## Problem requirements
Find the word "structure" in the data, then copy each line where it is found.

## Source data

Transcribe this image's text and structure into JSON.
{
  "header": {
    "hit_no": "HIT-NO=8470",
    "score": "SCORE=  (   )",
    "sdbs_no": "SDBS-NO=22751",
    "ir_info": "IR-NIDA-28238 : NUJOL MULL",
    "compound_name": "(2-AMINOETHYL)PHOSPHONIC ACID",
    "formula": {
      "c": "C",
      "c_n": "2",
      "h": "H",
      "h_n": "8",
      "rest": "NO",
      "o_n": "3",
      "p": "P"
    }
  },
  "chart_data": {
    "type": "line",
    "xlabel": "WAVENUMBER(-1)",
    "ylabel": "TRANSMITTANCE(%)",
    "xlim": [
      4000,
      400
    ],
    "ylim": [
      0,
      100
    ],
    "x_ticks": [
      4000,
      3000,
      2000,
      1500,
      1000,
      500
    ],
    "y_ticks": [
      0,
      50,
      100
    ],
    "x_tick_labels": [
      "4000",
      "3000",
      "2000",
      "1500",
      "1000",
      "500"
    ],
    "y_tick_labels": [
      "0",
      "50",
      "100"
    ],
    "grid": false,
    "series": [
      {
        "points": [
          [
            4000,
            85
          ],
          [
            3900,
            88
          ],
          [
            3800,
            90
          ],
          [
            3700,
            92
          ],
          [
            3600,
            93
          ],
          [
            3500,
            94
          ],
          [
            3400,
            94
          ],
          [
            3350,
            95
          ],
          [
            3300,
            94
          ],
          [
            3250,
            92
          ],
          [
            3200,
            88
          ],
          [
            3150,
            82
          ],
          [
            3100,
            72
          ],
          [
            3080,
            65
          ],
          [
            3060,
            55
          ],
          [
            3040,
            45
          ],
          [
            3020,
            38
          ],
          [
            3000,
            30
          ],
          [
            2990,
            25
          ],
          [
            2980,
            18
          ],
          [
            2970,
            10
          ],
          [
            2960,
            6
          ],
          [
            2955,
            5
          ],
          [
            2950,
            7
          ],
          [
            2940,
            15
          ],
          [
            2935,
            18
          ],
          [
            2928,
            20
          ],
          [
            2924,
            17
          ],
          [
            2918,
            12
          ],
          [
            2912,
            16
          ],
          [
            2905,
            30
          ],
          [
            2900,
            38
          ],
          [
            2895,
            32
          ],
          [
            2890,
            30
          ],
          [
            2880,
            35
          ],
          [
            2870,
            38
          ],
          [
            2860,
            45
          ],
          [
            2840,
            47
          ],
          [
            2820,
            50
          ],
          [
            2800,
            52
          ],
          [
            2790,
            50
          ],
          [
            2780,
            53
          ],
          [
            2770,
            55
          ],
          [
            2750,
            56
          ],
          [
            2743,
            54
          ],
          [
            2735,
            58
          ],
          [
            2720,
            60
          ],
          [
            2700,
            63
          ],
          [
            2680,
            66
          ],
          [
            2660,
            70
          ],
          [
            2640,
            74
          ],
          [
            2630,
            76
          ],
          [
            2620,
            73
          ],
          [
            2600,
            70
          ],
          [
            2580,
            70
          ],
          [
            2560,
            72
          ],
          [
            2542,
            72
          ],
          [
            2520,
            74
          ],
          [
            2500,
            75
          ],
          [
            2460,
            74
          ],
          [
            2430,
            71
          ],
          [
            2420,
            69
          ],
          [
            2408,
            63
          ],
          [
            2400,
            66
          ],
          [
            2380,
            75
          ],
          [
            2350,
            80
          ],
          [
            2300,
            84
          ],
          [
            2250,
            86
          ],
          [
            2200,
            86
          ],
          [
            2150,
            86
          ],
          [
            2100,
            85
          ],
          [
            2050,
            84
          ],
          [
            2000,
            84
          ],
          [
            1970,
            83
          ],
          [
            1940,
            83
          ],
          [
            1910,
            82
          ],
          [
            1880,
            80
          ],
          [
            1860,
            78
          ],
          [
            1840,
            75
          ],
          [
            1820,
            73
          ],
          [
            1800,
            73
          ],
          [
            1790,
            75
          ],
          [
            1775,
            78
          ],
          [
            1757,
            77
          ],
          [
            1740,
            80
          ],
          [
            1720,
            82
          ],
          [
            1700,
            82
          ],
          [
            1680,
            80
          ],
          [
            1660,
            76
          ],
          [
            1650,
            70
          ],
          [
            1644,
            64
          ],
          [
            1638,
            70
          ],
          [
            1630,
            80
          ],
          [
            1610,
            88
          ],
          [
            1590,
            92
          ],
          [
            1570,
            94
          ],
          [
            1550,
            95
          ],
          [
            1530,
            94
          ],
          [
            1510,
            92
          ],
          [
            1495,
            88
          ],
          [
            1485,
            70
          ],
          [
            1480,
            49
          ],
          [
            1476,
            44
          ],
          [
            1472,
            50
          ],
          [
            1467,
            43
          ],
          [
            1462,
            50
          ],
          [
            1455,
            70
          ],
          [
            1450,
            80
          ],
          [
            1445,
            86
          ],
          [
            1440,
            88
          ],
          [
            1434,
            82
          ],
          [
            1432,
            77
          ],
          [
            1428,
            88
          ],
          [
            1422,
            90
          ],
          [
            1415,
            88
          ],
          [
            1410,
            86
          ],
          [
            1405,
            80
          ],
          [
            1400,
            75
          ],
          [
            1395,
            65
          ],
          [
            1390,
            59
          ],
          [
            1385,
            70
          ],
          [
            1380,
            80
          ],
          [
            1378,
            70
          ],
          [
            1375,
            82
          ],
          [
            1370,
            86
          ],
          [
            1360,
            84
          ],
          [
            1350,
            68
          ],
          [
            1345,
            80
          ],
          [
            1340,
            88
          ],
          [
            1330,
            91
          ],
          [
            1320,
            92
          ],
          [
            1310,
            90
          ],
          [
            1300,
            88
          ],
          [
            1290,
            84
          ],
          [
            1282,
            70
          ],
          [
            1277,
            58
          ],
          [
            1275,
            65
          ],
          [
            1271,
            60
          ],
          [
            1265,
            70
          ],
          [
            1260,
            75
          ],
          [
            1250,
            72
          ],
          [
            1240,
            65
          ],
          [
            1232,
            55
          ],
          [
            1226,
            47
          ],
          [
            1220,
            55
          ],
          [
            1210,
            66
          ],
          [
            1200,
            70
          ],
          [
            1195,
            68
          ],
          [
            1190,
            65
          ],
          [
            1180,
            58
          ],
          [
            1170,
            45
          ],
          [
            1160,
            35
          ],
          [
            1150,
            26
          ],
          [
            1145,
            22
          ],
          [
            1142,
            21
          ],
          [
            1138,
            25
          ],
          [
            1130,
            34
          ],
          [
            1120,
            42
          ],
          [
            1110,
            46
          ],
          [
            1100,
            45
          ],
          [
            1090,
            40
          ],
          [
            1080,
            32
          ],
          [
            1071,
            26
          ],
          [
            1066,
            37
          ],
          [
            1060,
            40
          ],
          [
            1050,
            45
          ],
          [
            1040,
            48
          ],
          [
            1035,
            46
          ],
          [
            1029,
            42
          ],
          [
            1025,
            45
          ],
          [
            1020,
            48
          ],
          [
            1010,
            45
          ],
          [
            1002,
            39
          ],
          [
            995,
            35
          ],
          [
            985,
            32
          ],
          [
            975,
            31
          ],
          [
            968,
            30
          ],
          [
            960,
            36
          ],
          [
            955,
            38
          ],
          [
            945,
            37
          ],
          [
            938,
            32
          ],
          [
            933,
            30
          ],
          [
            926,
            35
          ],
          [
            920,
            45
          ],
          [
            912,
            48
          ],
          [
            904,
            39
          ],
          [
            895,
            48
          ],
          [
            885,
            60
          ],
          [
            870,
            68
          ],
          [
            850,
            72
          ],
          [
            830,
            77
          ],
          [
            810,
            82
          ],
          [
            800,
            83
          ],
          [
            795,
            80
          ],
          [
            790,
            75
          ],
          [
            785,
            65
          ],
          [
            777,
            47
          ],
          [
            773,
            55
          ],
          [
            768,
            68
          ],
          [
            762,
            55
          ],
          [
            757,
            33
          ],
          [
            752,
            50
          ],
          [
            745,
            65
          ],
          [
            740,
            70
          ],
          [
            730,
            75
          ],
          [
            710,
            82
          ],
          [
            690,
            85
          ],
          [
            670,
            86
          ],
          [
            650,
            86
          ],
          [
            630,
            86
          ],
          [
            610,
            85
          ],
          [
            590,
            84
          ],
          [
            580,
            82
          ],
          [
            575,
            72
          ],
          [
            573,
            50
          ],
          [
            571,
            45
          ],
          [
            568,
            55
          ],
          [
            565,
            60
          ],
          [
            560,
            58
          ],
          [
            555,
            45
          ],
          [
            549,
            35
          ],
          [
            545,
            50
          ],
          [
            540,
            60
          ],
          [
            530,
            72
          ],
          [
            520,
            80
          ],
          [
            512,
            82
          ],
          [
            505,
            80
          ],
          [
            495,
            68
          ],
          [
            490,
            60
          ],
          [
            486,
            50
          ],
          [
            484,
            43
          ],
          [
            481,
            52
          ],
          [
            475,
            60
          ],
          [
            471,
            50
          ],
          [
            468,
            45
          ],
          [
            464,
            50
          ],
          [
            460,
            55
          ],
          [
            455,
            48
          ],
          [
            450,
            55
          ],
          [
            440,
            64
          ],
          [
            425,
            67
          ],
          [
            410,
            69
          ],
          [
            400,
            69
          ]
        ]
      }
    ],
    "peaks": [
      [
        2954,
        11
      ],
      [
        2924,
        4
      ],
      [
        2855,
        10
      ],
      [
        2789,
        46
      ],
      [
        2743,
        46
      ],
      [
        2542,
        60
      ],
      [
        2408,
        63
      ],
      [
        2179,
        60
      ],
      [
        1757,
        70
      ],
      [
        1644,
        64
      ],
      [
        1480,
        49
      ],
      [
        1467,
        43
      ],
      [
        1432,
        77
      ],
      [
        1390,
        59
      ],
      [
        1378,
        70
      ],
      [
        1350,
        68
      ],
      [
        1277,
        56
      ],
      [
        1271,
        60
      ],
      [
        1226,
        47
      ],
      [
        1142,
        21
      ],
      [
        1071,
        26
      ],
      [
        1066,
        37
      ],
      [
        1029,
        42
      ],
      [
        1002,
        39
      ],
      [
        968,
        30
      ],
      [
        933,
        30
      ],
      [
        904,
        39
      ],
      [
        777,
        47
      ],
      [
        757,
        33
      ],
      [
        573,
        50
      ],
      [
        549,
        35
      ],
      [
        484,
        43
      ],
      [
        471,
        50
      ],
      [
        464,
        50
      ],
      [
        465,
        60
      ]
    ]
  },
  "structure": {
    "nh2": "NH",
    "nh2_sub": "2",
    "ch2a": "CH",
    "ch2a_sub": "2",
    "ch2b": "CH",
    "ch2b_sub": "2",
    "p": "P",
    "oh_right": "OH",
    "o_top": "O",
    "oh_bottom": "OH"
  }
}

## Solution below
Transcribe this image's text and structure into JSON.
  "structure": {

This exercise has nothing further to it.